─── Provided records

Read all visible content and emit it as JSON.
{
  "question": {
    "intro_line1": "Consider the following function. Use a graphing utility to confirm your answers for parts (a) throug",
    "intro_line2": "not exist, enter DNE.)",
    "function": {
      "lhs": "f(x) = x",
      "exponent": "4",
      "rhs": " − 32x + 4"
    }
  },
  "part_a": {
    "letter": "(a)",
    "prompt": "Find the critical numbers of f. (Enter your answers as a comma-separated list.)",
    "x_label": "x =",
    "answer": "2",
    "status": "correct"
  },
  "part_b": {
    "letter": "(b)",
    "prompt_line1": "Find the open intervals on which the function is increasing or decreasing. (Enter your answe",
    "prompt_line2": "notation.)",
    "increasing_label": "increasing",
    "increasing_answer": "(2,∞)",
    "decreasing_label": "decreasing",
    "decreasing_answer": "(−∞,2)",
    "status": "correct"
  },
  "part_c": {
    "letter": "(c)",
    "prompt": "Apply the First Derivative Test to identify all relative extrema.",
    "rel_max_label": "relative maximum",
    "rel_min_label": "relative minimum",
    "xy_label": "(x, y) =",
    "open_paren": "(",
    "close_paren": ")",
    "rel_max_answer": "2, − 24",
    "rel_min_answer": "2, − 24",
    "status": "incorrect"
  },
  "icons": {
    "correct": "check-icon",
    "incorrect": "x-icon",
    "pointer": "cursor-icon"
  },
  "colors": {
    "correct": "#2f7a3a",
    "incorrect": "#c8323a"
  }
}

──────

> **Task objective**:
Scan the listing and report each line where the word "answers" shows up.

> **Exercise solution**:
    "intro_line1": "Consider the following function. Use a graphing utility to confirm your answers for parts (a) throug",
    "prompt": "Find the critical numbers of f. (Enter your answers as a comma-separated list.)",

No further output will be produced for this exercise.